At the heart of our cultural appeal are the many festivals and related events. We will seek to ensure our festivals have a stable future. I am proud to be a member of the Edinburgh Film Guild, which set up the Edinburgh Film Festival in 1947.
Filmmakers need a range of studio spaces and locations, not just a single large studio. Liberal Democrats support a hotel bed tax to contribute to stable funding for our festivals.
Liberal Democrats wholeheartedly support the World Heritage status of the Old and New Towns. In planning decisions, we will aim to strike a better balance between the need for economic development and our duty to protect Edinburgh’s unique beauty.
We believe that sport should be easy for all to access and will seek to get better community use of schools’ and clubs’ sports facilities.
When Liberal Democrats led the city between 2007 and 2012, we began to look at how Meadowbank could be replaced. We opposed Labour’s plans at the time to relocate the running track to the west of Edinburgh, because we believe that there should be sporting facilities for communities across the city.
Norma Austin Hart Labour
Redevelopment of Meadowbank has been a priority for the City of Edinburgh Council over the last five years. The new centre will be a state of the art sports centre for all sportsmen and women in the city. It will provide fully accessible, high quality facilities in track pitch events as well as indoor courts.
A major consultation exercise took place at the end of 2016 and the feedback is now influencing the design and development of the new stadium. The council confirmed its commitment to the project by agreeing a contribution of £7.9m at its budget meeting this year and is now working with partners to secure the remainder of the funding needed.
The new Meadowbank sports centre will be a modern, fit-for-purpose, sports facility and will meet the needs of the people of Edinburgh and will allow everyone to pursue healthy active lives. The council anticipates that the old Meadowbank will close at end of 2017 and the new one will open early 2020.

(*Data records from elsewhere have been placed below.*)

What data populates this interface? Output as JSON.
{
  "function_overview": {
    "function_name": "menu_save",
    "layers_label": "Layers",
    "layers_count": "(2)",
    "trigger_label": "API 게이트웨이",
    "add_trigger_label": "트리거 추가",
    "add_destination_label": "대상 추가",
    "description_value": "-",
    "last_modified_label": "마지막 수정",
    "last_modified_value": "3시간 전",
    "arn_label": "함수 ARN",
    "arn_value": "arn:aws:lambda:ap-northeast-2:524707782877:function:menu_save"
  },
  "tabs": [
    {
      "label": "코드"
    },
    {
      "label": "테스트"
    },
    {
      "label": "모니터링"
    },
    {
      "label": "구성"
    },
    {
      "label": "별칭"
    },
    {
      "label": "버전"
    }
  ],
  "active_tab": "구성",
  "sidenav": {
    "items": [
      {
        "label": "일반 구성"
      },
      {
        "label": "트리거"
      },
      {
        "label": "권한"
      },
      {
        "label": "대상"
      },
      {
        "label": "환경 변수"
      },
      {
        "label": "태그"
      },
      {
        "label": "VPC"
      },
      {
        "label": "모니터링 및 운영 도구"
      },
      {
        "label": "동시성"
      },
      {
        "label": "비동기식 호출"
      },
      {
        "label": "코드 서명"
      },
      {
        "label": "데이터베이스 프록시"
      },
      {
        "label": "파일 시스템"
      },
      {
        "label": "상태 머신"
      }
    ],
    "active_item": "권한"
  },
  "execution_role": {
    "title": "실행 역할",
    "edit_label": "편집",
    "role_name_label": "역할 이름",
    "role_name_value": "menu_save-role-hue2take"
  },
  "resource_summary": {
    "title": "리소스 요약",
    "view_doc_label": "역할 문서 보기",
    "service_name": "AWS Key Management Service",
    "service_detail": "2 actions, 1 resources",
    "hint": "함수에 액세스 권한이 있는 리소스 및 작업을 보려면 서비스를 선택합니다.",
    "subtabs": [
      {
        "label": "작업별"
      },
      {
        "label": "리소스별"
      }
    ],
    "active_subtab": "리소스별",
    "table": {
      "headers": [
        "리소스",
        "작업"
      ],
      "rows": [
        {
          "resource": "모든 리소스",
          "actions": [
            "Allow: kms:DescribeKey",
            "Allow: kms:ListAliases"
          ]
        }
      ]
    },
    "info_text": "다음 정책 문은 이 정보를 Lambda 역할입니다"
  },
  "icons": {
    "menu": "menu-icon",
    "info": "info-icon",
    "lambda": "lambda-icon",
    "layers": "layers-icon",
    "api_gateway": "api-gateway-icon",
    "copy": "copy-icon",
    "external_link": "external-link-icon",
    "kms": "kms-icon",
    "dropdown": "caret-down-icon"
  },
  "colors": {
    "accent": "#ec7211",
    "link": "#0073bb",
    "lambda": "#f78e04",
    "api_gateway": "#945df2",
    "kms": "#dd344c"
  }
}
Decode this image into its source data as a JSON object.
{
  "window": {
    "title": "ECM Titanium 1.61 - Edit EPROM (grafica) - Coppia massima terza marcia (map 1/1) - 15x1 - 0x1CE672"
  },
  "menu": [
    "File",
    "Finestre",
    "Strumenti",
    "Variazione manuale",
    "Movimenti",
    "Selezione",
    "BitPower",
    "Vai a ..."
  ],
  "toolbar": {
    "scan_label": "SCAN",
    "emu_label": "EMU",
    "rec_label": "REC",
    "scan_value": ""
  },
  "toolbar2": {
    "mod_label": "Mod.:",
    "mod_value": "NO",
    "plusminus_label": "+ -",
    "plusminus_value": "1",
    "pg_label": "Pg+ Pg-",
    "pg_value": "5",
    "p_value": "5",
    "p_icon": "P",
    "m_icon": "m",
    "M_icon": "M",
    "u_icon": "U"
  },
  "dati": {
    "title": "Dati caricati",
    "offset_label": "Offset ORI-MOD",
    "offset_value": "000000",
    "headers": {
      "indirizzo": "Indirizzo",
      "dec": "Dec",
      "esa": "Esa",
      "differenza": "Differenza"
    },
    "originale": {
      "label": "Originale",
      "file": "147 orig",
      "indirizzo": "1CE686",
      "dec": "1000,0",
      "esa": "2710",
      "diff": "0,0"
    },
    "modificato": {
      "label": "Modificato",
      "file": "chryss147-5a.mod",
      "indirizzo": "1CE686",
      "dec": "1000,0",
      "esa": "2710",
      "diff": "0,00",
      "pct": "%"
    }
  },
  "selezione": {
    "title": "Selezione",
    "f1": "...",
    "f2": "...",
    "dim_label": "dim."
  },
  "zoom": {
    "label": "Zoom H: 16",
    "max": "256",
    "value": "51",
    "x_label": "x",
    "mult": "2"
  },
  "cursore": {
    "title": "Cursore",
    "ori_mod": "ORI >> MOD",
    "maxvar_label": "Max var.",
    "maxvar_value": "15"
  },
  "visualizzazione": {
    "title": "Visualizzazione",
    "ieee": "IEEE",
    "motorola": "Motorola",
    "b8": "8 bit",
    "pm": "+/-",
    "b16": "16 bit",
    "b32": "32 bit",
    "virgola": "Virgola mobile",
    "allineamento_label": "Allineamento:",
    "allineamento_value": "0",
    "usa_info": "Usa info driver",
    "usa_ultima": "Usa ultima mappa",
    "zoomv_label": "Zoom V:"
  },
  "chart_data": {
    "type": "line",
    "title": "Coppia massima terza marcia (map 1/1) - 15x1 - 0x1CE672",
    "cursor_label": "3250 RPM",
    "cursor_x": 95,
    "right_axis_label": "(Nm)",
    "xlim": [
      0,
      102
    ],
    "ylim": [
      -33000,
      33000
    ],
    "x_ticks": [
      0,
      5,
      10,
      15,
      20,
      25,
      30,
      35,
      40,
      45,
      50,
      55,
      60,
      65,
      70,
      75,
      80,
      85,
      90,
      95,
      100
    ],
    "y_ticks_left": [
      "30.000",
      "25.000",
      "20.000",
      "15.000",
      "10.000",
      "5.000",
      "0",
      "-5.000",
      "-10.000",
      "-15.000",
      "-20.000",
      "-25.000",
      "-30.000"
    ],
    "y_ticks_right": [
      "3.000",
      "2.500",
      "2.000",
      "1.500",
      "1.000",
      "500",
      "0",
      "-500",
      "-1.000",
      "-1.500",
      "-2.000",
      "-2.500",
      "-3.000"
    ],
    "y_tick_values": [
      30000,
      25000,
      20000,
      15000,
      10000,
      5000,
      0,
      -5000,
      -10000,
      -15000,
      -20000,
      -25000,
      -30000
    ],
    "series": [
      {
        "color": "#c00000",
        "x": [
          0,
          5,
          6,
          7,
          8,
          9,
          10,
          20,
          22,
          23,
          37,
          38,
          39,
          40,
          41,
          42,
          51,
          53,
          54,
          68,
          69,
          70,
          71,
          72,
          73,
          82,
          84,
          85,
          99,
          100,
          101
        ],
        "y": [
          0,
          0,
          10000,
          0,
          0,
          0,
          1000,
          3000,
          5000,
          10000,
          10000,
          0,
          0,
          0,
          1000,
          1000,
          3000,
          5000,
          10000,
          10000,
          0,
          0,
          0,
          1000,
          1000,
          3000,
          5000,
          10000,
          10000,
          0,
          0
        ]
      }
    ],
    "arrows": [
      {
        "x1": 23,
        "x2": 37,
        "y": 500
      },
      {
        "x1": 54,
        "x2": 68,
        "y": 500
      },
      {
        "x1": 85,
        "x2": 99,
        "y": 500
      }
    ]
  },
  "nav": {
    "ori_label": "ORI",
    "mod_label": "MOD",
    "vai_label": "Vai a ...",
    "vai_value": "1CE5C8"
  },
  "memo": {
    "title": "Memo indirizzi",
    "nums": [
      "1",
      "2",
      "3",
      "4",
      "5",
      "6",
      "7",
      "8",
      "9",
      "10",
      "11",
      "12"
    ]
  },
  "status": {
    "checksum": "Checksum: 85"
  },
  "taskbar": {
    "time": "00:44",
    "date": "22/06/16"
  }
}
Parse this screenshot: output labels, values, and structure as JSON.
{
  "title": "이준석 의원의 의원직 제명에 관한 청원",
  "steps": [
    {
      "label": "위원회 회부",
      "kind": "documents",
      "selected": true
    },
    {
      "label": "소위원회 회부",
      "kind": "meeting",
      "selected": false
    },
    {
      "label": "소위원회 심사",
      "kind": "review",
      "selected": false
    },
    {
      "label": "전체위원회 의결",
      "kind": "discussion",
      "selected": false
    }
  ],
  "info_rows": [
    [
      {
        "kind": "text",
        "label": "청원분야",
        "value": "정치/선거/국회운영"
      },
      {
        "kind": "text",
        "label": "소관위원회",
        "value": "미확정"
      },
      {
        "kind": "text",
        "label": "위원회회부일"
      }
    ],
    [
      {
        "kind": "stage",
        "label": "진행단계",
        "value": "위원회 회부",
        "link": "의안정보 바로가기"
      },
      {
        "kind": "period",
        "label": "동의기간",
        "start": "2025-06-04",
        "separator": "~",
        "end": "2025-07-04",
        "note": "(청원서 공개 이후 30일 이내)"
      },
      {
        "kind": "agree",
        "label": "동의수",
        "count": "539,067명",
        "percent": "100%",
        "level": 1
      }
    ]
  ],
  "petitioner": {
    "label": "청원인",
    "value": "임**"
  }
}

A key contributor to our city is the visitor economy. Revenue per hotel room peaked at £167 in August and the lowest point being January at £38 per room. This is why significant investment is being made in building hotels. This city has built year-round tourism across the country, with Edinburgh the launch pad for the rest of Scotland. This tourism is attracted by our festivals which have been created and funded by Edinburgh council. The festivals generate £313m for Scotland, with £280m here in Edinburgh.